# Task to complete:
Show all lines containing "felújított" from the data below.

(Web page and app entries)
╔══
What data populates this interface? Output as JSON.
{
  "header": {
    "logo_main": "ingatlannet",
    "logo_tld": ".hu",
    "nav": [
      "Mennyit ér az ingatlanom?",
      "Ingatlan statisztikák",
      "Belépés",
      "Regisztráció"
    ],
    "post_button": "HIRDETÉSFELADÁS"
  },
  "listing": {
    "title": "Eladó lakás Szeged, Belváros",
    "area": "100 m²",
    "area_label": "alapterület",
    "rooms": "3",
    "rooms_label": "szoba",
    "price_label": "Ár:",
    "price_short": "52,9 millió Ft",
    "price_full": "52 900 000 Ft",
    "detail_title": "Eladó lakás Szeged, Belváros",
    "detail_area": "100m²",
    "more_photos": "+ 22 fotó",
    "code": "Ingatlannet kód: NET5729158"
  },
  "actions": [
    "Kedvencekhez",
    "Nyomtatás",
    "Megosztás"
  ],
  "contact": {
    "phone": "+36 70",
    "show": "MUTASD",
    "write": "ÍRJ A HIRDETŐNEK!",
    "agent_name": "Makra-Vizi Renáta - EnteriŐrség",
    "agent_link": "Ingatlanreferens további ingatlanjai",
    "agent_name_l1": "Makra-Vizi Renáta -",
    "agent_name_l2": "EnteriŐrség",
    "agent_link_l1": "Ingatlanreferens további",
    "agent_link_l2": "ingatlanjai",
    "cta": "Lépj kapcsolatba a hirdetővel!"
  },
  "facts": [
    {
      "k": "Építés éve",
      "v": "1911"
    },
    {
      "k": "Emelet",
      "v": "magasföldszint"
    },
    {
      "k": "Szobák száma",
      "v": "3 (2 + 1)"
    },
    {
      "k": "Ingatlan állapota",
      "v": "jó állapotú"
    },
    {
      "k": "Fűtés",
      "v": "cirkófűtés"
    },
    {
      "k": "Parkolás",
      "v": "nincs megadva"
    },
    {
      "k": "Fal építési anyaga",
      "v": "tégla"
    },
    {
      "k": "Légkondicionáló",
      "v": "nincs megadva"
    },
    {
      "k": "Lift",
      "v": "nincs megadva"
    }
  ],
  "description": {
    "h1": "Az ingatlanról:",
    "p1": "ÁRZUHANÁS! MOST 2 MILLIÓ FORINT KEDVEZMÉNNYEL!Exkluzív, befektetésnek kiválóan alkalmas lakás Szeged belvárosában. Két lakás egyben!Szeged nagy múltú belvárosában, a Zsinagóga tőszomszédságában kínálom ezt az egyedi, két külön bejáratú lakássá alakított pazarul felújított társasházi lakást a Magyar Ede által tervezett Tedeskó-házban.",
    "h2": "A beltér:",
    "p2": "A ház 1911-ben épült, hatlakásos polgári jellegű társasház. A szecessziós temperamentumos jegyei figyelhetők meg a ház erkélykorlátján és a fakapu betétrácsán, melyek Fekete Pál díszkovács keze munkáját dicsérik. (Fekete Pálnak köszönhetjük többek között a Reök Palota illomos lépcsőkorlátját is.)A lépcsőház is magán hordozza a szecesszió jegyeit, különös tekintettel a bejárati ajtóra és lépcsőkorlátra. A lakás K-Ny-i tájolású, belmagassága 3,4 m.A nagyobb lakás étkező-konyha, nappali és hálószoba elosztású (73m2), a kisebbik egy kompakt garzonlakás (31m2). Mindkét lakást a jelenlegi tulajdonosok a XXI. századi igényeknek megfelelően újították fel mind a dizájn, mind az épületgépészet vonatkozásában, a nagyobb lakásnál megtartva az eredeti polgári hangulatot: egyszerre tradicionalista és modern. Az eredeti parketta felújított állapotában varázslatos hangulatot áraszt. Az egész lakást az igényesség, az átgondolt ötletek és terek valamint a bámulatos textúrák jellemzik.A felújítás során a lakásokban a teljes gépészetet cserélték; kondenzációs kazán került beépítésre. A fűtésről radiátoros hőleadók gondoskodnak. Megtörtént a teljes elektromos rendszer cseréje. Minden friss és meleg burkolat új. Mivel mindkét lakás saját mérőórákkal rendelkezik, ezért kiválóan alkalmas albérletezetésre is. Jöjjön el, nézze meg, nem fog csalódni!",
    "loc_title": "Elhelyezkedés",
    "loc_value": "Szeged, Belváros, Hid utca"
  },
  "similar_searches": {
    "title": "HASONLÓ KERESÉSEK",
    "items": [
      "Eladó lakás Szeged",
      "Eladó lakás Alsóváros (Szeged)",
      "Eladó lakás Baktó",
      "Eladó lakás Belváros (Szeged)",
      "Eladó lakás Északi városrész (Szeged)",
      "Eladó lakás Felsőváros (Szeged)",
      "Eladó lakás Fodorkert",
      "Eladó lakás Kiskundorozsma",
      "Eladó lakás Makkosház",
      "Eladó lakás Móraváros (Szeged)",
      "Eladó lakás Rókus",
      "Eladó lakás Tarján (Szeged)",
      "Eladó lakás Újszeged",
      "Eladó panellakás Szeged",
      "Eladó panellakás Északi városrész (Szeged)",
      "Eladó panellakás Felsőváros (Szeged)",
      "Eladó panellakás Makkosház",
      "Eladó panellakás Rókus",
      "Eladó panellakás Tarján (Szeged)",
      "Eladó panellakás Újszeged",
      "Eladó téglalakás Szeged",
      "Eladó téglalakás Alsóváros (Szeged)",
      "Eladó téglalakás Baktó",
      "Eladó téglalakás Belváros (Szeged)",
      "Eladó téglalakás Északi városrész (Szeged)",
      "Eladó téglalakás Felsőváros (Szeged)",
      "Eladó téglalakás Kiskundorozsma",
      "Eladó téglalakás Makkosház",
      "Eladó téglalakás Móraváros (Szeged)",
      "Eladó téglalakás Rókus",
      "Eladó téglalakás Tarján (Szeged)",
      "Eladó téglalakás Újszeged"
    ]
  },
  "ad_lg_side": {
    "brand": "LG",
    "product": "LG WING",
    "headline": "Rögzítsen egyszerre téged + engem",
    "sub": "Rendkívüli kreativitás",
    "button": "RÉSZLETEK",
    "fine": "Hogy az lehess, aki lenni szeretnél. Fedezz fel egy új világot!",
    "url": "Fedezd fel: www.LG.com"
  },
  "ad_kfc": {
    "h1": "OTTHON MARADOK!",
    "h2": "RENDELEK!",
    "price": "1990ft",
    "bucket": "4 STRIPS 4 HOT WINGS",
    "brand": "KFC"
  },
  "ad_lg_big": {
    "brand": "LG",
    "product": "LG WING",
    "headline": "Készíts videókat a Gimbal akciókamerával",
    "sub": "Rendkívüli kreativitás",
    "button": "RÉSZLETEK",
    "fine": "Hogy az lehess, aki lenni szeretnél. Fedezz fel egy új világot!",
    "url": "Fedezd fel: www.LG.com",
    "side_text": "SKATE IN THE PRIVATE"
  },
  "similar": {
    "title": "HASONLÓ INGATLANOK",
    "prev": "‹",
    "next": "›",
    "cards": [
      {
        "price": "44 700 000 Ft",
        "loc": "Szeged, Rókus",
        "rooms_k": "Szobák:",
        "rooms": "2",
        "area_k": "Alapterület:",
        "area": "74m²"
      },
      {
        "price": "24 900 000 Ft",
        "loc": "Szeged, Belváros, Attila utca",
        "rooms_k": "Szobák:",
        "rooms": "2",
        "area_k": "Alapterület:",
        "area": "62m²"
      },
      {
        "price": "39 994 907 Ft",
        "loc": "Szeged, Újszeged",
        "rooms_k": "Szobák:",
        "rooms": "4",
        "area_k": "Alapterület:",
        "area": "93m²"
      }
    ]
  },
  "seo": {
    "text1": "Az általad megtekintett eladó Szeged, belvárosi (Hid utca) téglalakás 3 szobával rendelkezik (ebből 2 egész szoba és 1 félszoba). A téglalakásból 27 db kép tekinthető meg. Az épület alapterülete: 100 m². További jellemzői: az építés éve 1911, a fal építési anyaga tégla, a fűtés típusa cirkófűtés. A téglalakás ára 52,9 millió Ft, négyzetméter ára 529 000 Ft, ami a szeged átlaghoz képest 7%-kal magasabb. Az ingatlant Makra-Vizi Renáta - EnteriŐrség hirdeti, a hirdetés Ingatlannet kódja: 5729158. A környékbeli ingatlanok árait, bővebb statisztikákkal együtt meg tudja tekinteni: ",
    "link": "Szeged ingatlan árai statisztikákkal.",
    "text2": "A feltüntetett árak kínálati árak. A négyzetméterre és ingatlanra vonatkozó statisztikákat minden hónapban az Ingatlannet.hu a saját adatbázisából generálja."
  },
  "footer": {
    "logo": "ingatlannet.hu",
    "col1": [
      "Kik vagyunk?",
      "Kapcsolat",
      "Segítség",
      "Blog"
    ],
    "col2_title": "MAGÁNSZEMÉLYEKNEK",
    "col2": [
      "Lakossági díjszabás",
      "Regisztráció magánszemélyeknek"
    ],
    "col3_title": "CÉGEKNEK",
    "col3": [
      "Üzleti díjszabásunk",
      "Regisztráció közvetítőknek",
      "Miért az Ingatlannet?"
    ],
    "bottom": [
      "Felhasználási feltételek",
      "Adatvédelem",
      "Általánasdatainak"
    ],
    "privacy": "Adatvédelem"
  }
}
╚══
# Response below:
    "p1": "ÁRZUHANÁS! MOST 2 MILLIÓ FORINT KEDVEZMÉNNYEL!Exkluzív, befektetésnek kiválóan alkalmas lakás Szeged belvárosában. Két lakás egyben!Szeged nagy múltú belvárosában, a Zsinagóga tőszomszédságában kínálom ezt az egyedi, két külön bejáratú lakássá alakított pazarul felújított társasházi lakást a Magyar Ede által tervezett Tedeskó-házban.",
    "p2": "A ház 1911-ben épült, hatlakásos polgári jellegű társasház. A szecessziós temperamentumos jegyei figyelhetők meg a ház erkélykorlátján és a fakapu betétrácsán, melyek Fekete Pál díszkovács keze munkáját dicsérik. (Fekete Pálnak köszönhetjük többek között a Reök Palota illomos lépcsőkorlátját is.)A lépcsőház is magán hordozza a szecesszió jegyeit, különös tekintettel a bejárati ajtóra és lépcsőkorlátra. A lakás K-Ny-i tájolású, belmagassága 3,4 m.A nagyobb lakás étkező-konyha, nappali és hálószoba elosztású (73m2), a kisebbik egy kompakt garzonlakás (31m2). Mindkét lakást a jelenlegi tulajdonosok a XXI. századi igényeknek megfelelően újították fel mind a dizájn, mind az épületgépészet vonatkozásában, a nagyobb lakásnál megtartva az eredeti polgári hangulatot: egyszerre tradicionalista és modern. Az eredeti parketta felújított állapotában varázslatos hangulatot áraszt. Az egész lakást az igényesség, az átgondolt ötletek és terek valamint a bámulatos textúrák jellemzik.A felújítás során a lakásokban a teljes gépészetet cserélték; kondenzációs kazán került beépítésre. A fűtésről radiátoros hőleadók gondoskodnak. Megtörtént a teljes elektromos rendszer cseréje. Minden friss és meleg burkolat új. Mivel mindkét lakás saját mérőórákkal rendelkezik, ezért kiválóan alkalmas albérletezetésre is. Jöjjön el, nézze meg, nem fog csalódni!",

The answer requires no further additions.